It's as if we're restarting old, dirty instantiations of the CFM files' classes, rather than doing a new ClassName() to get our own fresh copies unique to subsequent invocations.
Enable trusted cache is No. Save class files is No. You'd think those 2 alone would require a recompilation of .cfm to .java, then .java to .class, then .class to memory (starting over from scratch on every request), wouldn't you?
This never occurred before, but it's occurring consistently under CF10. Did my sysadmin miss something in the CF10 release documentation?
UPDATE (same day, 5:40 PM EST):
As you see in the comments and my responses, below, this problem proved to be Axis 2 only. The wsversion="1" that I thought was in the CFC got edited out, probably by some other well-meaning soul trying to solve this same problem.
Because this CF10 behavior was so horrendous, I got surprisingly quick permission to deploy 2 experimental web services. I now have proof, a minimalistic example that Axis 2 has the problem (at least, at our site, with our config):
<cfcomponent displayname="Axis 1 Service" wsversion="1"> <cffunction name="IsFooDefined" access="remote" returntype="string" output="No"> <cfset Variables.Foo = IsDefined("Variables.Foo")> <cfreturn Variables.Foo> </cffunction> </cfcomponent>
<cfcomponent displayname="Axis 2 Service" wsversion="2"> <cffunction name="IsBarDefined" access="remote" returntype="string" output="No"> <cfset Variables.Bar = IsDefined("Variables.Bar")> <cfreturn Variables.Bar> </cffunction> </cfcomponent>
<cfinvoke webservice = "http://((snip))/experiments/cf10axis1.cfc?wsdl" method = "IsFooDefined" refreshWSDL = "No" returnvariable = "Variables.Answer1"> </cfinvoke> <cfinvoke webservice = "http://((snip))/experiments/cf10axis2.cfc?wsdl" method = "IsBarDefined" refreshWSDL = "No" returnvariable = "Variables.Answer2"> </cfinvoke> <cfoutput> Variables.Answer1 = #Variables.Answer1#.<br/> Variables.Answer2 = #Variables.Answer2#.<br/> </cfoutput>
First call returns
Variables.Answer1 = NO. Variables.Answer2 = NO.
All subsequent calls return
Variables.Answer1 = NO. Variables.Answer2 = YES.
Can't get much more definitive proof than that.
Damn I love how cleanly StackOverflow renders CFML. Really sweet.
This originally happened in CF10 on Sun Sparc Solaris. I just now ran the same minimalistic test (above) in CF11 on a MacBook Pro and got the exact same result. I've taken the question mark off of this post's Title, and I've made it say CF10/CF11. It's no longer in question.
I don't consider it a CF bug. It's Axis2 that's doing this.

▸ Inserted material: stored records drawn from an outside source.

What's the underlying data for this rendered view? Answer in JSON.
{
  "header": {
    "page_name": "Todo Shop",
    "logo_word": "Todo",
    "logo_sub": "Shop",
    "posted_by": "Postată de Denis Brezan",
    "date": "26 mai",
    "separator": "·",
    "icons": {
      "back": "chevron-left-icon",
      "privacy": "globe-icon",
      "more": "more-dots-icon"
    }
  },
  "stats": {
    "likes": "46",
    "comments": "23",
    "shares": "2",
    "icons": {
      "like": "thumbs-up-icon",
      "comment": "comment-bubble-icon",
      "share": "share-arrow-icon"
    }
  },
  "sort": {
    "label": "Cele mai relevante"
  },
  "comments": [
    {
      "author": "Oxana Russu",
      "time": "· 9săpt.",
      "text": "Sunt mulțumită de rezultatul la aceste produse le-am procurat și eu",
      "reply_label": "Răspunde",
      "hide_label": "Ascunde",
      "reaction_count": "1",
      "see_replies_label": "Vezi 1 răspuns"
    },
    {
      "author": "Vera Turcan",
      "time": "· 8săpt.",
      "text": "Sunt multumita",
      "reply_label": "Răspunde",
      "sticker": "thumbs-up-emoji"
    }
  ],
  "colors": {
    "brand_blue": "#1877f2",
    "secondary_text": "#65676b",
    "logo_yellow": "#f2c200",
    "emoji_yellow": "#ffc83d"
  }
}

This has serious implications as to how people code, but I can't find any mention of it on the web. Just because you didn't do something in an invocation, doesn't mean it's not that way in memory. Abort flags remain set. You can't use cfparams; you have to used cfsets. Every UDF has to be subordinate to cfif not IsDefined(). The mind boggles.
How am I the first person to discover this? CF11 is out. Is no one using Axis2 in CF?
If I weren't such a naturally happy guy, I'd be majorly depressed right now. :-)